Joe Jackson (firstname.lastname@example.org)
Sun, 7 Jan 2001 10:54:52 -0500
> But it seems to me that it contradicts what you said in a previous
> post, which is that you can't agree that children and adults can
> interact in
> ways similar to children and children (or adults and adults--not
> specifically stated by me in my earlier posts, but intended).
I'm sorry we misunderstood one other.
What I did disagree with is the statement that a child's will can't be
damaged by adults suggesting activities to them. My feeling is that SVS has
proven it can and does.
> -----Original Message-----
> From: email@example.com
> [mailto:firstname.lastname@example.org]On Behalf Of Joe
> Sent: Saturday, January 06, 2001 8:31 PM
> To: email@example.com
> Subject: DSM: RE: RE: RE: RE: Subtle Coercion?
> There is an oft-repeated axiom among much of the folks at various Sudbury
> schools I have been totally fortunate to associate with, that a good
> guideline for finding that "fuzzy line" between leading a child
> and walking
> alongside is: Is what I'm saying to her something I would say to an adult
> casual acquaintance?
> In other words, I would not walk up to an adult that I had known
> for a short
> time and say, "Hey, I noticed you working with a calculator
> yesterday. You
> know, there's this great book on mathematics in the library."
> I might, however, walk up to a casual acquaintance and say, "Was
> that xyz I
> saw you reading the yesterday? Oh, how do you like it? I read her other
> book, zyx." etc.
> Knowing and being honest with yourself regarding your intention when you
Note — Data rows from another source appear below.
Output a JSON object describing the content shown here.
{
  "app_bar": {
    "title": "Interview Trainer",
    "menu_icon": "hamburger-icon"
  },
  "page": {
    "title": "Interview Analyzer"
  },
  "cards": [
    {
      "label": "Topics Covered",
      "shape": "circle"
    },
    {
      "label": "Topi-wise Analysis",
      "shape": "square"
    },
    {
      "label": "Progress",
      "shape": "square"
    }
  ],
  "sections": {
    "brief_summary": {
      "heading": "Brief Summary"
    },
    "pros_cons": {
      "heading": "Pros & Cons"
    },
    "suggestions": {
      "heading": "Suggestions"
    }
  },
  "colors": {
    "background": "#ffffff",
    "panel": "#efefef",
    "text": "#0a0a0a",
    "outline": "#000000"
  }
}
> speak to a student is likewise important. Avoiding the "seduction of the
> teachable moment". :)
This archive was generated by hypermail 2.0b3 on Thu Mar 29 2001 - 11:15:59 EST